- French Vanilla Crème Soda
- Birch Beer
- Diet French Vanilla Crème Soda
- Floatz (Discontinued)
- Peach (Discontinued)
Related products,,, Website Barq’s is an American brand of created by Edward Barq and bottled since the beginning of the 20th century. It is owned by, It was known as “Barq’s Famous Olde Tyme Root Beer” until 2012. Some of its formulations contain,
Does A&W own dads root beer?
From Wikipedia, the free encyclopedia
|Manufacturer||The Dad’s Root Beer Company LLC|
|Distributor||Hedinger Brands, LLC.|
|Country of origin||Chicago, Illinois, U.S.|
|Introduced||1937 ; 86 years ago|
|Related products||Hires Root Beer, Mug Root Beer, A&W Root Beer, Barq’s, IBC Root Beer|
table> The Dad’s Root Beer Company, LLC
Dad’s Root Beer is an American brand of root beer that was created in Chicago in 1937 by Ely Klapman and Barney Berns. It is currently owned by Hedinger Brands, LLC, and sold and marketed by the Dad’s Root Beer Company LLC.
Who is Dr Pepper owned by?
Dr Pepper Carbonated soft drink For other uses, see, “23 Flavors” redirects here. For the Chinese medicine drink, see, Dr Pepper A can of Dr Pepper TypeManufacturer (2008–present; United States) (United Kingdom, Japan, and South Korea) (Canada and Oceania)Distributor Country of origin United StatesIntroduced1885 ; 138 years ago ( 1885 ) ColorCaramelFlavorProprietary combination of 23 flavorsRelated products Website Dr Pepper Nutritional value per 12 fl oz (355 ml)150 kcal (630 kJ) 40 400 0 00 0 Quantity %DV † 0% 0 μg 0% 0 mg Quantity %DV † 0% 0 mg 0% 0 mg 0% 0 mg 4% 55 mg Other constituents Quantity 0
- μg = • mg =
- IU =
† Percentages are roughly approximated using for adults. Dr Pepper is a carbonated, It was created in the 1880s by pharmacist in, and first served around 1885. Dr Pepper was first nationally marketed in the United States in 1904. It is now also sold in Europe, Asia, North and South America.

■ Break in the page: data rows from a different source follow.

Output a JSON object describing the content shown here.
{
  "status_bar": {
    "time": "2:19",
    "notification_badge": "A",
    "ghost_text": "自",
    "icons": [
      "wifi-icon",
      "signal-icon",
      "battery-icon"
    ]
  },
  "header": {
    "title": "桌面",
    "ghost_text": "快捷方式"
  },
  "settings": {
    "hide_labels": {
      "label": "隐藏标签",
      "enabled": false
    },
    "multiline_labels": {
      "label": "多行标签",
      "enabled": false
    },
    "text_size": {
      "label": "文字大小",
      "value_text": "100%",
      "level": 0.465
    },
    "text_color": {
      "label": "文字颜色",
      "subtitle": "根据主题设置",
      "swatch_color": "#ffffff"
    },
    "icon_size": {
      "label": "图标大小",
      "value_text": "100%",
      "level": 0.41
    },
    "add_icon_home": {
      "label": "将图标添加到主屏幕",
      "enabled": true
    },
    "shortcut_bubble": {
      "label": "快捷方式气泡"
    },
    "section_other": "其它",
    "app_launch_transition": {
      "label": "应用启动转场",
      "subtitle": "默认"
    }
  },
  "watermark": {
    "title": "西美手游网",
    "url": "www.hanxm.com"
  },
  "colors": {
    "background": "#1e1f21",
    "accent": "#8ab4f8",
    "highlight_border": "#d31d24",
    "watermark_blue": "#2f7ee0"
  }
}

Is A&W a private company?
A&W Restaurants, Inc. A&W Restaurants.
|An A&W restaurant in Page, Arizona|
|Founded||1923 Lodi, California|